PURPOSE: This study examined the aerobic and anaerobic work during kettlebell exercise.

METHODS: 8 healthy subjects (25- 33 y.o.) participated in a maximal kettlebell stress test and a standard kettlebell workout on 2 separate days. Prior to testing, all subjects completed a medical history screening questionnaire and signed voluntary consent forms approved by the Institutional Review Board of Azusa Pacific University. VO2, VCO2 were recorded with the VO2000 (MedGrapics). Maximum exercise protocol consisted of progressive 3 minute stages starting with an 8 kg bell, adding 4 kg per stage until exhaustion. Kettlebell workout consisted of three 6 minute cycles using kettlebell "snatch", "clean" to "press", and "swing" per Russian Kettlebell Challenge, Level I. Exercise during both the maximum and workout tests was performed in intervals of 30 seconds work followed by 30 seconds rest.

RESULTS: Average heart rate (HR) during the maximum stress test reached 95% of age predicted maximum with a RPE of 17/20. Maximum VO2 reached only 26.6 + 5 ml/kg/min while VCO2 measured 32 + 6 ml/kg/min. RQ in the final minute was 1.2 + 0.08. Subjects reported that grip strength was the limiting factor. During the workout session, at steady state, HR averaged 88% of age-predicted maximum, with RPE at 15/20. VO2 was 23.8 + 0.9 ml/kg/min (90% of kettlebell maximum) and VCO2 was 26.7 + 1.1 ml/kg/min (84% of kettlebell maximum). RQ measured 1.1 + 0.06.

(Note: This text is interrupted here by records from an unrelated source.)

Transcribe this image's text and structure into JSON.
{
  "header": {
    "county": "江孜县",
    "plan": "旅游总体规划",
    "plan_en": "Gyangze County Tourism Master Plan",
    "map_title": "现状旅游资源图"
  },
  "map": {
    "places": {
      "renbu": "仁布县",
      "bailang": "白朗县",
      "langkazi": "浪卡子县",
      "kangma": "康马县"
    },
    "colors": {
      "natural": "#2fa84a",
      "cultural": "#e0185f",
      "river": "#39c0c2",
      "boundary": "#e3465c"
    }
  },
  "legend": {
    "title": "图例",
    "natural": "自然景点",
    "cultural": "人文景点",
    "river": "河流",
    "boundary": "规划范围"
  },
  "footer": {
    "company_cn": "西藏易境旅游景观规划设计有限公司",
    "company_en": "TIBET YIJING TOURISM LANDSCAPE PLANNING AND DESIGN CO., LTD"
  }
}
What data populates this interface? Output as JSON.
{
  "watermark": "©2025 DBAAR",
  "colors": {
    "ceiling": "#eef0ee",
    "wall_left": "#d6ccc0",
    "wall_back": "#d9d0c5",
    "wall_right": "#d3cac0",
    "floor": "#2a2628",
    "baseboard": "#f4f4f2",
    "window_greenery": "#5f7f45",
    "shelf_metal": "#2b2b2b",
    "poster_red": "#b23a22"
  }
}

CONCLUSION: Kettlebell exercise is high intensity work that is slightly more anaerobic than aerobic as seen by RQ > 1. However, during the workout VO2 averaged 6.3 METS consistent with moderately hard aerobic work. Thus, the standard kettlebell workout taxes both aerobic and anaerobic systems. During exercise the RQ remained < 1 as long as kettlebell weights were less than or equal to 13% of body mass. Therefore, for a workout which stresses the aerobic system, kettlebell weight should be kept below this level of resistance. The maximum protocol was limited by grip fatigue, reaching only 95% of age predicted max HR. Future studies should vary the styles of grip throughout testing in order to reach true maximum.

© 2010 American College of Sports Medicine